Data supplied Block Start

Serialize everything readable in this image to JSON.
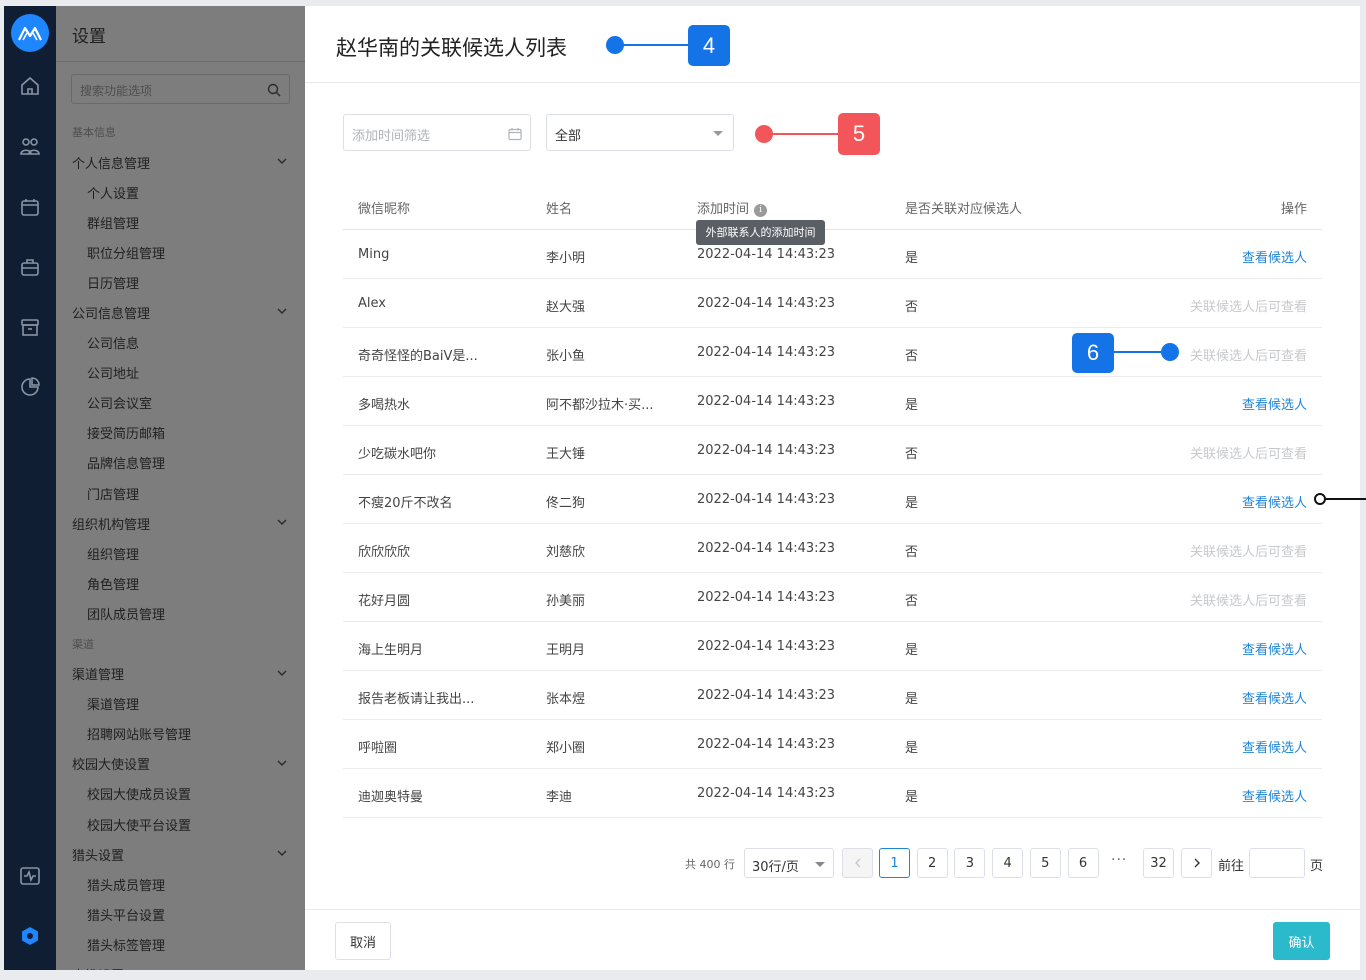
{
  "sidebar": {
    "title": "设置",
    "search_placeholder": "搜索功能选项",
    "menu": [
      {
        "type": "sec",
        "label": "基本信息"
      },
      {
        "type": "grp",
        "label": "个人信息管理"
      },
      {
        "type": "sub",
        "label": "个人设置"
      },
      {
        "type": "sub",
        "label": "群组管理"
      },
      {
        "type": "sub",
        "label": "职位分组管理"
      },
      {
        "type": "sub",
        "label": "日历管理"
      },
      {
        "type": "grp",
        "label": "公司信息管理"
      },
      {
        "type": "sub",
        "label": "公司信息"
      },
      {
        "type": "sub",
        "label": "公司地址"
      },
      {
        "type": "sub",
        "label": "公司会议室"
      },
      {
        "type": "sub",
        "label": "接受简历邮箱"
      },
      {
        "type": "sub",
        "label": "品牌信息管理"
      },
      {
        "type": "sub",
        "label": "门店管理"
      },
      {
        "type": "grp",
        "label": "组织机构管理"
      },
      {
        "type": "sub",
        "label": "组织管理"
      },
      {
        "type": "sub",
        "label": "角色管理"
      },
      {
        "type": "sub",
        "label": "团队成员管理"
      },
      {
        "type": "sec",
        "label": "渠道"
      },
      {
        "type": "grp",
        "label": "渠道管理"
      },
      {
        "type": "sub",
        "label": "渠道管理"
      },
      {
        "type": "sub",
        "label": "招聘网站账号管理"
      },
      {
        "type": "grp",
        "label": "校园大使设置"
      },
      {
        "type": "sub",
        "label": "校园大使成员设置"
      },
      {
        "type": "sub",
        "label": "校园大使平台设置"
      },
      {
        "type": "grp",
        "label": "猎头设置"
      },
      {
        "type": "sub",
        "label": "猎头成员管理"
      },
      {
        "type": "sub",
        "label": "猎头平台设置"
      },
      {
        "type": "sub",
        "label": "猎头标签管理"
      },
      {
        "type": "grp",
        "label": "内推设置"
      }
    ]
  },
  "rail_icons": [
    "home-icon",
    "users-icon",
    "calendar-icon",
    "briefcase-icon",
    "archive-icon",
    "chart-icon"
  ],
  "panel": {
    "title": "赵华南的关联候选人列表",
    "date_filter_placeholder": "添加时间筛选",
    "select_value": "全部",
    "columns": [
      "微信昵称",
      "姓名",
      "添加时间",
      "是否关联对应候选人",
      "操作"
    ],
    "tooltip": "外部联系人的添加时间",
    "rows": [
      {
        "nick": "Ming",
        "name": "李小明",
        "time": "2022-04-14  14:43:23",
        "linked": "是",
        "action": "查看候选人",
        "enabled": true
      },
      {
        "nick": "Alex",
        "name": "赵大强",
        "time": "2022-04-14  14:43:23",
        "linked": "否",
        "action": "关联候选人后可查看",
        "enabled": false
      },
      {
        "nick": "奇奇怪怪的BaiV是...",
        "name": "张小鱼",
        "time": "2022-04-14  14:43:23",
        "linked": "否",
        "action": "关联候选人后可查看",
        "enabled": false
      },
      {
        "nick": "多喝热水",
        "name": "阿不都沙拉木·买...",
        "time": "2022-04-14  14:43:23",
        "linked": "是",
        "action": "查看候选人",
        "enabled": true
      },
      {
        "nick": "少吃碳水吧你",
        "name": "王大锤",
        "time": "2022-04-14  14:43:23",
        "linked": "否",
        "action": "关联候选人后可查看",
        "enabled": false
      },
      {
        "nick": "不瘦20斤不改名",
        "name": "佟二狗",
        "time": "2022-04-14  14:43:23",
        "linked": "是",
        "action": "查看候选人",
        "enabled": true
      },
      {
        "nick": "欣欣欣欣",
        "name": "刘慈欣",
        "time": "2022-04-14  14:43:23",
        "linked": "否",
        "action": "关联候选人后可查看",
        "enabled": false
      },
      {
        "nick": "花好月圆",
        "name": "孙美丽",
        "time": "2022-04-14  14:43:23",
        "linked": "否",
        "action": "关联候选人后可查看",
        "enabled": false
      },
      {
        "nick": "海上生明月",
        "name": "王明月",
        "time": "2022-04-14  14:43:23",
        "linked": "是",
        "action": "查看候选人",
        "enabled": true
      },
      {
        "nick": "报告老板请让我出...",
        "name": "张本煜",
        "time": "2022-04-14  14:43:23",
        "linked": "是",
        "action": "查看候选人",
        "enabled": true
      },
      {
        "nick": "呼啦圈",
        "name": "郑小圈",
        "time": "2022-04-14  14:43:23",
        "linked": "是",
        "action": "查看候选人",
        "enabled": true
      },
      {
        "nick": "迪迦奥特曼",
        "name": "李迪",
        "time": "2022-04-14  14:43:23",
        "linked": "是",
        "action": "查看候选人",
        "enabled": true
      }
    ],
    "pager": {
      "total": "共 400 行",
      "page_size": "30行/页",
      "pages": [
        "1",
        "2",
        "3",
        "4",
        "5",
        "6"
      ],
      "ellipsis": "···",
      "last": "32",
      "current": "1",
      "goto_label": "前往",
      "goto_suffix": "页"
    },
    "cancel_label": "取消",
    "ok_label": "确认"
  },
  "annotations": [
    {
      "label": "4",
      "color": "#1473e6"
    },
    {
      "label": "5",
      "color": "#f2555a"
    },
    {
      "label": "6",
      "color": "#1473e6"
    }
  ],
  "colors": {
    "link": "#1e86d8",
    "confirm": "#2bb9cc",
    "rail": "#0f1e33",
    "accent_logo": "#1e86ff"
  }
}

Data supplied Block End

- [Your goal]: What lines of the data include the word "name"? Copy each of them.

- [Solution for this task]:
        "name": "李小明",
        "name": "赵大强",
        "name": "张小鱼",
        "name": "阿不都沙拉木·买...",
        "name": "王大锤",
        "name": "佟二狗",
        "name": "刘慈欣",
        "name": "孙美丽",
        "name": "王明月",
        "name": "张本煜",
        "name": "郑小圈",
        "name": "李迪",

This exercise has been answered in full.